(SUPPLIED DATA):
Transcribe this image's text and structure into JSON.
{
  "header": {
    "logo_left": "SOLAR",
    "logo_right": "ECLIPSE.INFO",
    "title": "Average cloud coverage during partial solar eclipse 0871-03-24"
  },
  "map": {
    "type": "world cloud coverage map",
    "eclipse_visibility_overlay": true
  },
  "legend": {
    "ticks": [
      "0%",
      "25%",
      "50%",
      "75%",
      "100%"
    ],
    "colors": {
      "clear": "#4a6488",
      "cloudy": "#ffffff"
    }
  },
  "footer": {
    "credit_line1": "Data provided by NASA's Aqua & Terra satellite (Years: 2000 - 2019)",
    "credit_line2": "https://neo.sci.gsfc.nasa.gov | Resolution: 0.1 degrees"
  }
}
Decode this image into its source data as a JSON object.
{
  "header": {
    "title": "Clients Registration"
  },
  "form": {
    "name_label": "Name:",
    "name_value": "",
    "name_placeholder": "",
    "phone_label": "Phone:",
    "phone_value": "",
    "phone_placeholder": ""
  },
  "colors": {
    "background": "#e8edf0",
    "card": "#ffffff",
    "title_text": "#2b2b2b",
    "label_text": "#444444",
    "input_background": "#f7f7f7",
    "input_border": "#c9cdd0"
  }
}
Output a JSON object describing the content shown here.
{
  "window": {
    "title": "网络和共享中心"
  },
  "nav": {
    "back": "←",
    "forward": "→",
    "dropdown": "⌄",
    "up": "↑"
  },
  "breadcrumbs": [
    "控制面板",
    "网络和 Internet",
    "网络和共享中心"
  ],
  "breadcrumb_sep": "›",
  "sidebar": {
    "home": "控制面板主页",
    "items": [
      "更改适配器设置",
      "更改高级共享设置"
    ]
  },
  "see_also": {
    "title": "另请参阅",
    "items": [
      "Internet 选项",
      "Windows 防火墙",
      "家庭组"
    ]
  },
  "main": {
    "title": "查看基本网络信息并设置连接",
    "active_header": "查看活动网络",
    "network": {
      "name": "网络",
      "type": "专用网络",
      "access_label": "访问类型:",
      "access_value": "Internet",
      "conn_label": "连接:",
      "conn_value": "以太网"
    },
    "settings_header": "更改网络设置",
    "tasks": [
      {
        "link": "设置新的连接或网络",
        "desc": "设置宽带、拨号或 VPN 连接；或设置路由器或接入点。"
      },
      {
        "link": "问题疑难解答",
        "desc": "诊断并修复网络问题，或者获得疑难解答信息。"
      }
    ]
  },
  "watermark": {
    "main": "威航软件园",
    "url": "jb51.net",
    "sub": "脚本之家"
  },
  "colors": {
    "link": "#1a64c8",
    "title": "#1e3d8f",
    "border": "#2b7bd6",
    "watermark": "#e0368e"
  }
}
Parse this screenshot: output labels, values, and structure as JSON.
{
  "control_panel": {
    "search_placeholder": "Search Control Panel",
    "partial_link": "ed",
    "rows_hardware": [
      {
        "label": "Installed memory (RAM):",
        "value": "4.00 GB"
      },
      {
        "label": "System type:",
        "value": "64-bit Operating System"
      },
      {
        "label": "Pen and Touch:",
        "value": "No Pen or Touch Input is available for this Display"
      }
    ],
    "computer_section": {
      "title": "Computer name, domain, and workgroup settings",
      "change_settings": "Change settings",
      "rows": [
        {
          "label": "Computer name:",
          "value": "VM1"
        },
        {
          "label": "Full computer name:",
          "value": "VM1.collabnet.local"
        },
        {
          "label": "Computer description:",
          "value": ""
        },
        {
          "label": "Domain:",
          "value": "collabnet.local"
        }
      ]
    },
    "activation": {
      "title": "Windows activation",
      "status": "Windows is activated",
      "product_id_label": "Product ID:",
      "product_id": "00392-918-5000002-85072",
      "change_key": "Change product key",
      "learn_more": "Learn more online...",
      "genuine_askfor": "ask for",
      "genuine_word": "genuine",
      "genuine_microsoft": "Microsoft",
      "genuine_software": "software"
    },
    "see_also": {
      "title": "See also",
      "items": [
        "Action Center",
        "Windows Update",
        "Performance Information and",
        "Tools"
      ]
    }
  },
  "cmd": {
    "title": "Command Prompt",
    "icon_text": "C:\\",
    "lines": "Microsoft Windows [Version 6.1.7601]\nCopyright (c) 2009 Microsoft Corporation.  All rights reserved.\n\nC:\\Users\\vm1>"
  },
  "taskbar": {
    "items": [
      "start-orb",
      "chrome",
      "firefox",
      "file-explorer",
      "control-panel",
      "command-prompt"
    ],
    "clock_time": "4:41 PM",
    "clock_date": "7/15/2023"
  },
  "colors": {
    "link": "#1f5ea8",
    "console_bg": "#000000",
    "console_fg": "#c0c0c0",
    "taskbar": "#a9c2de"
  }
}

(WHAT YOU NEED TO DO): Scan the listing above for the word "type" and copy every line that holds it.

(WRITTEN SOLUTION):
    "type": "world cloud coverage map",
      "type": "专用网络",
        "label": "System type:",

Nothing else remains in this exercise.